With such a robust lineup, it’s nearly impossible to choose a favorite. But Nein did share five of his top picks.
Starring: Kristen Stewart, Steve Yeun.
From first-time feature film directors Sam and Andy Zuchero, the film shows a love story in a world long after humanity’s extinction. The film tells the story of a buoy and a satellite that meet online and fall in love. Nein called it “one of the bigger films in the festival.” It also earned the 2024 Alfred P. Sloan Feature Film Prize for its “outstanding depiction of science and technology in a feature film,” according to a news release.
‘The American Society of Magical Negroes’
Starring: Justice Smith, David Alan Grier, An-Li Bogan, Drew Tarver, Rupert Friend, Nicole Byer.
From comedian and first-time filmmaker Kobi Libii, “The American Society of Magical Negroes” is about a young Black artist who “is recruited into a secret society of magical Black people who dedicate their lives to a cause of utmost importance: making white people’s lives easier,” per the film’s description. “It is a brilliant social satire, and I think that’s very rare these days,” Nein said, adding that Libii is a “fantastic, young filmmaker.”
Starring: Pedro Pascal, Jay Ellis, Normani Kordei Hamilton, Dominique Thorne, Ben Mendelsohn, Ji-Young Yoo.
From “Captain Marvel” duo Fleck and Boden, “Freaky Tales” is a “brilliant mashup of genres,” Nein said.

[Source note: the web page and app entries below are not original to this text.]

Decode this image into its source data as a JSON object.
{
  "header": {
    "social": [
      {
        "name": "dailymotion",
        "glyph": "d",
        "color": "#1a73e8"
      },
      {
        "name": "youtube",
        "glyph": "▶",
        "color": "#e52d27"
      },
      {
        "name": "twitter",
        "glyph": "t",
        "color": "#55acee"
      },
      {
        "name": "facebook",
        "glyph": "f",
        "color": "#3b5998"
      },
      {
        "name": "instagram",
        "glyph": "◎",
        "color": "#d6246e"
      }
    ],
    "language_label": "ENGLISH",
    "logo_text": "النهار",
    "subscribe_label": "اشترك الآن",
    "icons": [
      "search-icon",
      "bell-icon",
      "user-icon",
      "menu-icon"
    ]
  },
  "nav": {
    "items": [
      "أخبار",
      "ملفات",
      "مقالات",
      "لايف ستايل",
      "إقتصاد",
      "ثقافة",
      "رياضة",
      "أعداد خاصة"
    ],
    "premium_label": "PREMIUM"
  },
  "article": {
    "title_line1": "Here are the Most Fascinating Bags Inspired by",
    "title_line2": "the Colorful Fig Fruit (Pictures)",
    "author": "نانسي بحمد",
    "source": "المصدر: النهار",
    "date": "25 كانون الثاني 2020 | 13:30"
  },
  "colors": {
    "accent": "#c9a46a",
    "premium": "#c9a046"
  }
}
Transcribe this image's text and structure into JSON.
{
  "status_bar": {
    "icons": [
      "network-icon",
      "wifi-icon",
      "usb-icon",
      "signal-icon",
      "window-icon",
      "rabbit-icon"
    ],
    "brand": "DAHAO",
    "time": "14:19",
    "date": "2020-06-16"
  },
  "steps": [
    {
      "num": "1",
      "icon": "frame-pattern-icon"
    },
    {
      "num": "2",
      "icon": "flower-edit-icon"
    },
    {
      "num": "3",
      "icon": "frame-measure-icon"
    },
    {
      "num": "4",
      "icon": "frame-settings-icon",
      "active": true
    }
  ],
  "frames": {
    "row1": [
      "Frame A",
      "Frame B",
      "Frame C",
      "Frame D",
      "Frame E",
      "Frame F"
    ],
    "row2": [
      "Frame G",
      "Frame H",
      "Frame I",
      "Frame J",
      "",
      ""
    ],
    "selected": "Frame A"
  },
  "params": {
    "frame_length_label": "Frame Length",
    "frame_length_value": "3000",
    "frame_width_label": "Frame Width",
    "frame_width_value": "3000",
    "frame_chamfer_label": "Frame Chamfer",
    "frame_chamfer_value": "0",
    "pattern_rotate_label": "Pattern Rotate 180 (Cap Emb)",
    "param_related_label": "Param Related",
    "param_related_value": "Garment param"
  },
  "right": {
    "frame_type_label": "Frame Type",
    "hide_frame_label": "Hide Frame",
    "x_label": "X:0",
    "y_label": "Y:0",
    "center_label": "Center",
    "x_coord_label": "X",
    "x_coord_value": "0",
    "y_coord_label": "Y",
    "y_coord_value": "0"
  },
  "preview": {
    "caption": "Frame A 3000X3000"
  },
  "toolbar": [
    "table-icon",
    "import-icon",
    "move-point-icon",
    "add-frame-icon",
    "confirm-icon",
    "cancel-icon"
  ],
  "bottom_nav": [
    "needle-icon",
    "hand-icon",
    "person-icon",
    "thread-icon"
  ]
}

Set in 1987 Oakland, the film shows “a mysterious force” guiding the town’s underdogs in four interconnected stories: “Teen punks defend their turf against Nazi skinheads, a rap duo battles for hip-hop immortality, a weary henchman gets a shot at redemption, and an NBA All-Star settles the score,” per the film’s description.
Nein called the four-chapter story “mindblowingly creative” and said it has a “great cast.” He also noted that Fleck and Boden had their career start at Sundance 20 years ago with the 2004 short film “Gowanus, Brooklyn.”
Starring: Juan Jesús Varela, Yadira Pérez, Alexis Varela, Sandra Lorenzano, Jairo Hernández, Kevin Aguilar.
From directors/screenwriters/producers Astrid Rondero and Fernanda Valadez, “Sujo” tells the coming of age story of Sujo, a boy whose father has been killed in cartel violence. “It completely reframes the notion of what a story about cartel violence is,” Nein said. “It’s about a child kind of growing up and this question about to what degree is his fate determined by this past or by self-determination by who he is, by this moral character that he forges?”
‘Handling the Undead’
Starring: Renate Reinsve, Bjørn Sundquist, Bente Børsum, Anders Danielsen Lie, Bahar Pars.
“Handling the Undead” comes from director/screenwriter Thea Hvistendahl and screenwriter John Ajvide Lindqvist, who is the author of the acclaimed horror story “Let the Right One In.” But “Handling the Undead” is a “very, very different film” from ‘Let the Right One In,’” Nein said.
“It is about the undead, but in a way that you have never seen in a film before,” he said. It’s almost as if it is a drama, and a very moving human portrait of what it would mean if somebody close to you, a loved one, was reanimated. It’s creepy, but it’s actually incredibly moving. ... It’s hard to come out of a pandemic and watch this movie and not reflect on the notion of how we’ve all had to come to terms with loss and grief.”
Expect more updates from the festival
Nein said people can expect more announcements — including films and screenings — in the coming days and weeks. He also hinted at a special celebration for the festival’s 40th edition, which will include showing “a film that has a very strong connection to Utah that became a cult classic.” He didn’t reveal the title, but next month does happen to mark the 20th anniversary of “Napoleon Dynamite,” which had its premiere at the Sundance Festival in 2004. But there’s also “SLC Punk,” which premiered at the festival in 1999.
For more information about the lineup and festival schedule, visit festival.sundance.org.